Naturally, the press ate this up. Just go to Google and punch in these terms: sexist, racist, sci-fi. Be sure to wear a clean-suit because the amount of sludge you’ll be wading through is downright apocalyptic. Unfortunately, the press, just like Beale, is all too happy to portray all of us as a horde of unwashed trolls who hate women and minorities.
Why is it that a man who has been permanently expelled from the SFWA is being allowed to define a whole community’s image? Sure, he did win 9% of the vote. But guess what? According to an Associated Press poll conducted in 2012, roughly 51% of Americans were shown to harbor anti-black views. Maybe it’s time people stop waving their fingers at sci-fi writers and take a good look in the mirror. The numbers say we’re ahead of the curve. Way ahead.
So, is Beale racist? Um, shit yes. Overtly. Proudly, apparently. This line of thinking, though? Maybe I really am getting sensitive in my old age, but I can’t help but read this as another example of “But we’re the good whites! We’re not as awful as this chinless wonder over here! Ignore the racism we’re expressing!” By positing a worse example of overt racism, people will try to absolve themselves of their own racist ideologies, or the ideologies present in their own group (in this case, science fiction authors and fandom). Finney, too, addresses some of the problems inherent in much genre publishing directed towards a nerdier set: the fact that books not targeted towards a white, male, heterosexual audience find trouble in the marketplace. That bears out much more than his statement that the “aging white guys” of science fiction are “quantifiably less racist than the average American.”
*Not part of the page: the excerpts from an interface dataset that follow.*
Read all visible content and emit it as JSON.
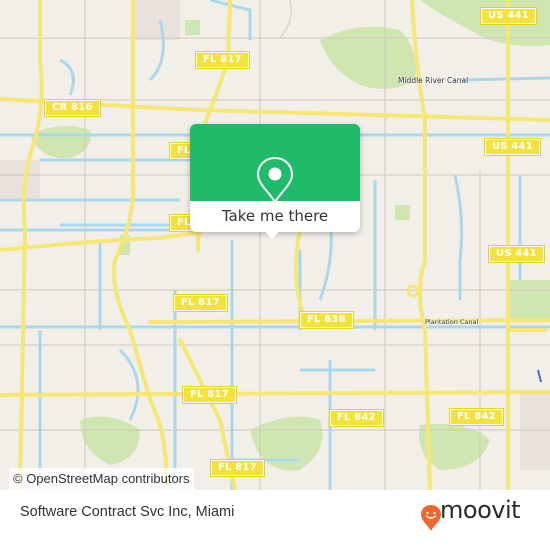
{
  "map": {
    "road_shields": [
      {
        "label": "US 441"
      },
      {
        "label": "FL 817"
      },
      {
        "label": "CR 816"
      },
      {
        "label": "FL 817"
      },
      {
        "label": "US 441"
      },
      {
        "label": "FL 817"
      },
      {
        "label": "US 441"
      },
      {
        "label": "FL 817"
      },
      {
        "label": "FL 838"
      },
      {
        "label": "FL 817"
      },
      {
        "label": "FL 842"
      },
      {
        "label": "FL 842"
      },
      {
        "label": "FL 817"
      }
    ],
    "place_labels": [
      {
        "label": "Middle River Canal"
      },
      {
        "label": "Plantation Canal"
      }
    ],
    "attribution": "© OpenStreetMap contributors",
    "colors": {
      "land": "#f2efe9",
      "water": "#a9d8ee",
      "park": "#cfe6b0",
      "major_road": "#f6e775",
      "minor_road": "#cfc8bd"
    }
  },
  "popup": {
    "icon": "map-pin-icon",
    "action_label": "Take me there",
    "accent_color": "#1fbb6a"
  },
  "footer": {
    "place_name": "Software Contract Svc Inc, Miami",
    "brand": {
      "name": "moovit",
      "icon": "moovit-pin-smile-icon",
      "color": "#f0662e"
    }
  }
}
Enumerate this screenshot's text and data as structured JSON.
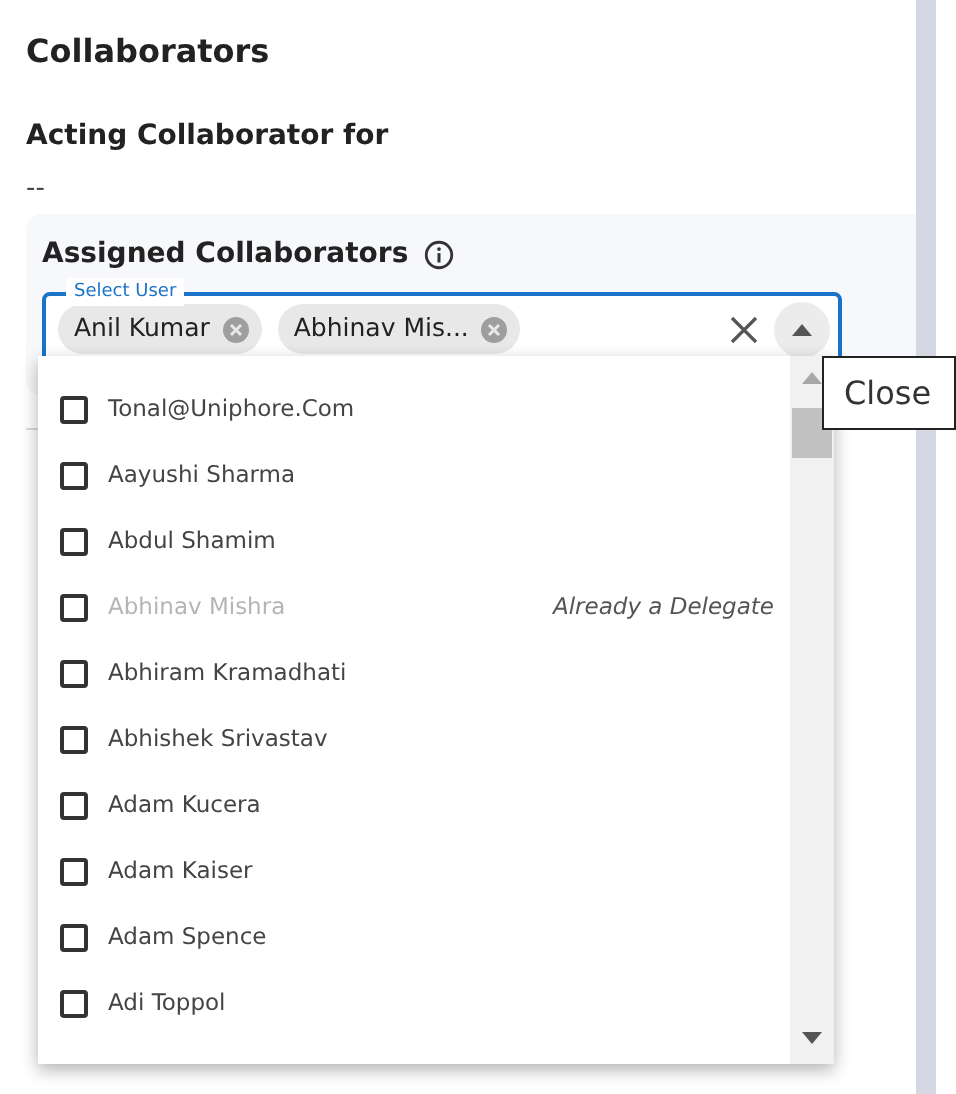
{
  "title": "Collaborators",
  "acting": {
    "label": "Acting Collaborator for",
    "value": "--"
  },
  "assigned": {
    "label": "Assigned Collaborators",
    "select": {
      "label": "Select User",
      "chips": [
        "Anil Kumar",
        "Abhinav Mis..."
      ]
    }
  },
  "dropdown": {
    "options": [
      {
        "name": "Tonal@Uniphore.Com",
        "checked": false,
        "disabled": false
      },
      {
        "name": "Aayushi Sharma",
        "checked": false,
        "disabled": false
      },
      {
        "name": "Abdul Shamim",
        "checked": false,
        "disabled": false
      },
      {
        "name": "Abhinav Mishra",
        "checked": false,
        "disabled": true,
        "note": "Already a Delegate"
      },
      {
        "name": "Abhiram Kramadhati",
        "checked": false,
        "disabled": false
      },
      {
        "name": "Abhishek Srivastav",
        "checked": false,
        "disabled": false
      },
      {
        "name": "Adam Kucera",
        "checked": false,
        "disabled": false
      },
      {
        "name": "Adam Kaiser",
        "checked": false,
        "disabled": false
      },
      {
        "name": "Adam Spence",
        "checked": false,
        "disabled": false
      },
      {
        "name": "Adi Toppol",
        "checked": false,
        "disabled": false
      }
    ]
  },
  "tooltip": "Close"
}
But, hey, we can always blame the “comics press” for the shortcomings of diversity in the medium:
“As someone who has been writing high quality graphic novels with challenging stories and unique casts, I see red every time someone like Laura Hudson or Heidi MacDonald decries the lack of diversity in comics. My first thought is always, “Try opening your eyes!” There’s an entire community of talented creators who fit this criteria, yet the press won’t give them the time of day. Well, okay. Broken Frontier has been excellent about it, but hey, why do you think I chose to start writing here?”
I would have assumed it was because Comics Alliance‘s roster was full. Or perhaps cronyism is a better fit–remember, this is the site that was the last hold-out of boosterism when CrossGen was stiffing the people who created their books for them. Again, as I’ve been away from the comics internet for a while (reading mostly blogs of friends or sites like Comics Alliance), I’m not sure of the pedigree of the current crop of reviewers and columnists at the site, but I do remember in the mid-2000s that it was less a matter of other outlets not giving certain creators the “time of day,” but that the site itself consistently provided positive reviews to creators with whom the site had some kind of social or business-related connection with. At the very least, positive reviews of the column follow that same trend: it isn’t difficult to note that the first comment, praising Finney for being “willing to tackle the hard questions most journalists won’t touch” was posted by somebody with whom Finney doubly-connected–both as the co-founder of a publishing interest that carries Finney’s work, and as his spouse.
1 I maintain that the majority of stupid phrases like this that I know and use come from superhero comics. I want to say I learned this as a child from a Chris Claremont-penned issue of Uncanny X-Men.
2 Lyrics from Charlie Daniel’s “Uneasy Rider.” Really, though, I’m bald now, so I probably could have cut out the “long-haired” bit. I just had to include something like this because everything I type now requires some kind of karaoke reference.
3 So, um, the internet.